Typically in the ETM program, these selected civilians would conduct their 90-day temporary duty travel in-person and Weaver and Anderson would travel to AMC headquarters at Redstone Arsenal, Alabama. However, as a result of travel restrictions and other challenges caused by the COVID-19 pandemic, TDY was unfeasible.

Despite the seven hour time difference and the inability to meet face-to-face, Coviello made the most out of the experience for Weaver and Anderson. With creative time management skills, modern technology and the utilization of Microsoft Teams, the team is successfully overcoming these challenges.

Coviello and Weaver developed a battle rhythm. Weaver was present for duty each day between 8:00 a.m. and 5:00 p.m. Central European Summer Time, which is 1:00 a.m. to 10:00 a.m. Central Daylight Time. This allowed her to end each of her days with one-hour touch points with Coviello as the next day began.

“I made this project very lucrative in this pandemic environment. Weaver starts working at 1:00 a.m. our time, so it’s like having a nightshift,” said Coviello. “By the end of the day, you tell them what you need and they’ll have products on your desk when you come in the next morning. It’s a great model, and during the pandemic, we were able to keep safer at home.”

Weaver began working on the problem set the first of April. Utilizing the Army’s seven-step problem solving process, she broke down the problem into four phases. These phases included identifying the problem, developing criteria, generating and analyzing solutions, and implementing the decision.

The initial phase of the project involved a large amount of collaboration across AMC’s major subordinate commands. Through her experience with the FMS web tool, Weaver generated a tasker to request metrics related to 0080 certifications from each of the 11 MSCs.

“Using the Teams platform, I sent out an email letting MSC leaders know I would be hosting multiple question and answer sessions,” said Weaver. “This allowed for MSC leaders to join as they saw fit, and I think that made collaboration very user friendly.”

Weaver’s 90-day virtual TDY ended in early June and Anderson now takes over the final phases of the project. Following Weaver’s identification and research, Anderson’s responsibility is to analyze the data in order to develop and implement a solution in support of the security credentialing requirement.

“It’s on me to take the next step to problem solving methodology and start working the analysis of the data that Ms. Weaver realized in the tasker,” said Anderson. “Everybody is going to come back and tell us who has been trained, who needs the training. This will provide a lot of information, where I can then extract facts and make assumptions on how we are going to manage and track the certification process.”

Although Anderson doesn’t believe the remote work environment fully replaces in-person interaction, he does think it offers a valid solution for the team to overcome the challenges.

“The technology that we have these days has made it absolutely possible for things like this to happen,” said Anderson. “We can still work around things like a pandemic and be able to get things done. I don’t think it’s going to completely and totally replace face-to-face conversation, but it’s phenomenal how we’ve been able to adjust.”

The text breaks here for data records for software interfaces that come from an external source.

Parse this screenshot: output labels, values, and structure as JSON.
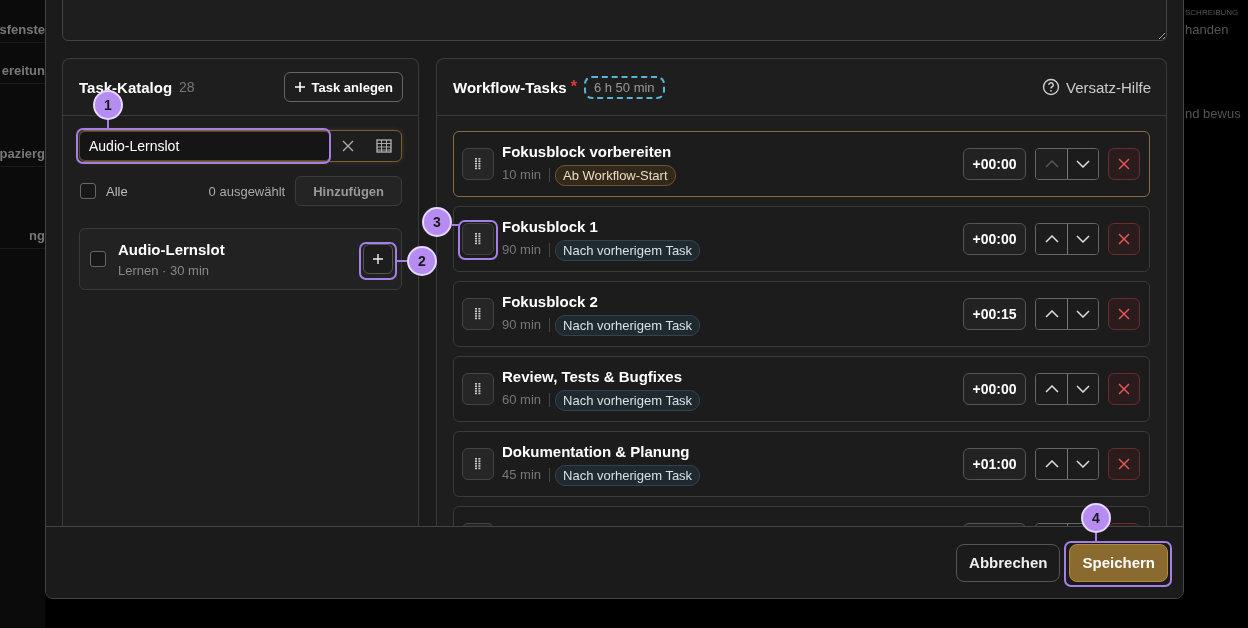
{
  "backdrop": {
    "left_rows": [
      "sfenste",
      "ereitun",
      "pazierg",
      "ng"
    ],
    "right_header": "SCHREIBUNG",
    "right_rows": [
      "handen",
      "nd bewus"
    ]
  },
  "catalog": {
    "title": "Task-Katalog",
    "count": "28",
    "create_button": "Task anlegen",
    "search": {
      "value": "Audio-Lernslot"
    },
    "select_all": {
      "label": "Alle",
      "checked": false
    },
    "selected_count": "0 ausgewählt",
    "add_button": {
      "label": "Hinzufügen",
      "disabled": true
    },
    "items": [
      {
        "title": "Audio-Lernslot",
        "subtitle": "Lernen · 30 min",
        "checked": false
      }
    ]
  },
  "workflow": {
    "title": "Workflow-Tasks",
    "required_mark": "*",
    "total": "6 h 50 min",
    "help_link": "Versatz-Hilfe",
    "tasks": [
      {
        "title": "Fokusblock vorbereiten",
        "duration": "10 min",
        "anchor": {
          "kind": "start",
          "label": "Ab Workflow-Start"
        },
        "offset": "+00:00",
        "selected": true,
        "up_disabled": true
      },
      {
        "title": "Fokusblock 1",
        "duration": "90 min",
        "anchor": {
          "kind": "previous",
          "label": "Nach vorherigem Task"
        },
        "offset": "+00:00",
        "selected": false,
        "up_disabled": false
      },
      {
        "title": "Fokusblock 2",
        "duration": "90 min",
        "anchor": {
          "kind": "previous",
          "label": "Nach vorherigem Task"
        },
        "offset": "+00:15",
        "selected": false,
        "up_disabled": false
      },
      {
        "title": "Review, Tests & Bugfixes",
        "duration": "60 min",
        "anchor": {
          "kind": "previous",
          "label": "Nach vorherigem Task"
        },
        "offset": "+00:00",
        "selected": false,
        "up_disabled": false
      },
      {
        "title": "Dokumentation & Planung",
        "duration": "45 min",
        "anchor": {
          "kind": "previous",
          "label": "Nach vorherigem Task"
        },
        "offset": "+01:00",
        "selected": false,
        "up_disabled": false
      },
      {
        "selected": false
      }
    ]
  },
  "footer": {
    "cancel": "Abbrechen",
    "save": "Speichern"
  },
  "annotations": [
    {
      "number": "1"
    },
    {
      "number": "2"
    },
    {
      "number": "3"
    },
    {
      "number": "4"
    }
  ]
}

Unlike Anderson, Weaver thinks the challenges faced by COVID actually enhanced her work ethic by limiting distractions and allowing more focus on her responsibilities.

“Regardless of location and regardless of time zone, to work a project like this you have to be a self-starter,” said Weaver. “I will tell you what COVID and teleworking allowed me to do was singularly focus without much distraction. I guess the experience just really enhanced me work ethic.”

Despite a time difference, a global pandemic, and thousands of miles separating Weaver and Anderson from Coviello, the selectees of the ETM program are not only helping AMC and Army solve a problem, but also gaining priceless professional development through a unique experience. Their efforts will go a long way toward enhancing Army workforce professionalization and overall Army Security readiness.